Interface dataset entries
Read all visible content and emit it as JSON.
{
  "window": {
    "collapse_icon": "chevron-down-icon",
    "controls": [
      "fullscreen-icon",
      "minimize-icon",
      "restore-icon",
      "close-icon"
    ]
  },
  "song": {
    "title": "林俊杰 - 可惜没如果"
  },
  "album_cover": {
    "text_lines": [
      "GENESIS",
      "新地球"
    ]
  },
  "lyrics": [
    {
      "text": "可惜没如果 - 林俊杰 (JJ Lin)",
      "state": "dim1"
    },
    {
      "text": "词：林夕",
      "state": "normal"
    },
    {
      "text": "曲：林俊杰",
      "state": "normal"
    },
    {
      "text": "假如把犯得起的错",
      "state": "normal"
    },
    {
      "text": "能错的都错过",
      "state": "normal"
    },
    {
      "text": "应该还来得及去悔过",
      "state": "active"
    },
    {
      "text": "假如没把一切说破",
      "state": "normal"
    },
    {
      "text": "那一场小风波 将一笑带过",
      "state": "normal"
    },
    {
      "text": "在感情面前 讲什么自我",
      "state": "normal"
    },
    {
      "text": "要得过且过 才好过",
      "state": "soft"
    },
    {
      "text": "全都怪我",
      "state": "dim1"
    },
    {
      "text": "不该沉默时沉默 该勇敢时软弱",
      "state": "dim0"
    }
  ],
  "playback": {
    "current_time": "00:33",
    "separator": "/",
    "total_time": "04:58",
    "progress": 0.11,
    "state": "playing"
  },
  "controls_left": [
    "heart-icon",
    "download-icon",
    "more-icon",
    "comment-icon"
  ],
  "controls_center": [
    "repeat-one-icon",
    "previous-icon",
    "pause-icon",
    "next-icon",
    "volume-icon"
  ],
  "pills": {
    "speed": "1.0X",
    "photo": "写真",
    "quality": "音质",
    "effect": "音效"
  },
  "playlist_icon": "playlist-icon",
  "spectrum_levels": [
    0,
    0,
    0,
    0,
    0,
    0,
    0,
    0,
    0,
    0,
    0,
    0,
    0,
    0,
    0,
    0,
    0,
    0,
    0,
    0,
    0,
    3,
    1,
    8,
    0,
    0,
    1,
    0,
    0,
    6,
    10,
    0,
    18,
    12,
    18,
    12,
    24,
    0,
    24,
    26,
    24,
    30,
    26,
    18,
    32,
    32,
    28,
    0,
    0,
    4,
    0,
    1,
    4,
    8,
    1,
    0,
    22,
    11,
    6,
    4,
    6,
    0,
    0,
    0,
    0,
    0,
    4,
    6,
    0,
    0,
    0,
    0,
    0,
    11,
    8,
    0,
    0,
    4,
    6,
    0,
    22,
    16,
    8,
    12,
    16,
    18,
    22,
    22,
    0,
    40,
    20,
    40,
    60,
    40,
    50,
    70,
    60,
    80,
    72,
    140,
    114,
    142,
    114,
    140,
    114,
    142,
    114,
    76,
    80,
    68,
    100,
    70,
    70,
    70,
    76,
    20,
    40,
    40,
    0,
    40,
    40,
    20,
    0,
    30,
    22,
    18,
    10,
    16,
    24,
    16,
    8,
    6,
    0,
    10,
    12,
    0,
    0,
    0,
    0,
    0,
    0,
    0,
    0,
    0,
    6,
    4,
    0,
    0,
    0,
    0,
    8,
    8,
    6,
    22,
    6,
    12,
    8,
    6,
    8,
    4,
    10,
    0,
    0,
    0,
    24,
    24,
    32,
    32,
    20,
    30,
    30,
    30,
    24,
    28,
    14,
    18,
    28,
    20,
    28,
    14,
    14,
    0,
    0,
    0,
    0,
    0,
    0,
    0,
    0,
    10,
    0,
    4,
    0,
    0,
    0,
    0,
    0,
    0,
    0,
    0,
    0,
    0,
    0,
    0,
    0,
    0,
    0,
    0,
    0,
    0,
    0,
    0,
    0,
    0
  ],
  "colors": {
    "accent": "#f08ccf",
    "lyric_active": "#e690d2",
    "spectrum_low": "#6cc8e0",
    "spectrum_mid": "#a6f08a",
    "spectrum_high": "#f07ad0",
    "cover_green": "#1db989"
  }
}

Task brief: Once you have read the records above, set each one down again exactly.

Answer for this exercise:
Read all visible content and emit it as JSON.
{
  "window": {
    "collapse_icon": "chevron-down-icon",
    "controls": [
      "fullscreen-icon",
      "minimize-icon",
      "restore-icon",
      "close-icon"
    ]
  },
  "song": {
    "title": "林俊杰 - 可惜没如果"
  },
  "album_cover": {
    "text_lines": [
      "GENESIS",
      "新地球"
    ]
  },
  "lyrics": [
    {
      "text": "可惜没如果 - 林俊杰 (JJ Lin)",
      "state": "dim1"
    },
    {
      "text": "词：林夕",
      "state": "normal"
    },
    {
      "text": "曲：林俊杰",
      "state": "normal"
    },
    {
      "text": "假如把犯得起的错",
      "state": "normal"
    },
    {
      "text": "能错的都错过",
      "state": "normal"
    },
    {
      "text": "应该还来得及去悔过",
      "state": "active"
    },
    {
      "text": "假如没把一切说破",
      "state": "normal"
    },
    {
      "text": "那一场小风波 将一笑带过",
      "state": "normal"
    },
    {
      "text": "在感情面前 讲什么自我",
      "state": "normal"
    },
    {
      "text": "要得过且过 才好过",
      "state": "soft"
    },
    {
      "text": "全都怪我",
      "state": "dim1"
    },
    {
      "text": "不该沉默时沉默 该勇敢时软弱",
      "state": "dim0"
    }
  ],
  "playback": {
    "current_time": "00:33",
    "separator": "/",
    "total_time": "04:58",
    "progress": 0.11,
    "state": "playing"
  },
  "controls_left": [
    "heart-icon",
    "download-icon",
    "more-icon",
    "comment-icon"
  ],
  "controls_center": [
    "repeat-one-icon",
    "previous-icon",
    "pause-icon",
    "next-icon",
    "volume-icon"
  ],
  "pills": {
    "speed": "1.0X",
    "photo": "写真",
    "quality": "音质",
    "effect": "音效"
  },
  "playlist_icon": "playlist-icon",
  "spectrum_levels": [
    0,
    0,
    0,
    0,
    0,
    0,
    0,
    0,
    0,
    0,
    0,
    0,
    0,
    0,
    0,
    0,
    0,
    0,
    0,
    0,
    0,
    3,
    1,
    8,
    0,
    0,
    1,
    0,
    0,
    6,
    10,
    0,
    18,
    12,
    18,
    12,
    24,
    0,
    24,
    26,
    24,
    30,
    26,
    18,
    32,
    32,
    28,
    0,
    0,
    4,
    0,
    1,
    4,
    8,
    1,
    0,
    22,
    11,
    6,
    4,
    6,
    0,
    0,
    0,
    0,
    0,
    4,
    6,
    0,
    0,
    0,
    0,
    0,
    11,
    8,
    0,
    0,
    4,
    6,
    0,
    22,
    16,
    8,
    12,
    16,
    18,
    22,
    22,
    0,
    40,
    20,
    40,
    60,
    40,
    50,
    70,
    60,
    80,
    72,
    140,
    114,
    142,
    114,
    140,
    114,
    142,
    114,
    76,
    80,
    68,
    100,
    70,
    70,
    70,
    76,
    20,
    40,
    40,
    0,
    40,
    40,
    20,
    0,
    30,
    22,
    18,
    10,
    16,
    24,
    16,
    8,
    6,
    0,
    10,
    12,
    0,
    0,
    0,
    0,
    0,
    0,
    0,
    0,
    0,
    6,
    4,
    0,
    0,
    0,
    0,
    8,
    8,
    6,
    22,
    6,
    12,
    8,
    6,
    8,
    4,
    10,
    0,
    0,
    0,
    24,
    24,
    32,
    32,
    20,
    30,
    30,
    30,
    24,
    28,
    14,
    18,
    28,
    20,
    28,
    14,
    14,
    0,
    0,
    0,
    0,
    0,
    0,
    0,
    0,
    10,
    0,
    4,
    0,
    0,
    0,
    0,
    0,
    0,
    0,
    0,
    0,
    0,
    0,
    0,
    0,
    0,
    0,
    0,
    0,
    0,
    0,
    0,
    0,
    0
  ],
  "colors": {
    "accent": "#f08ccf",
    "lyric_active": "#e690d2",
    "spectrum_low": "#6cc8e0",
    "spectrum_mid": "#a6f08a",
    "spectrum_high": "#f07ad0",
    "cover_green": "#1db989"
  }
}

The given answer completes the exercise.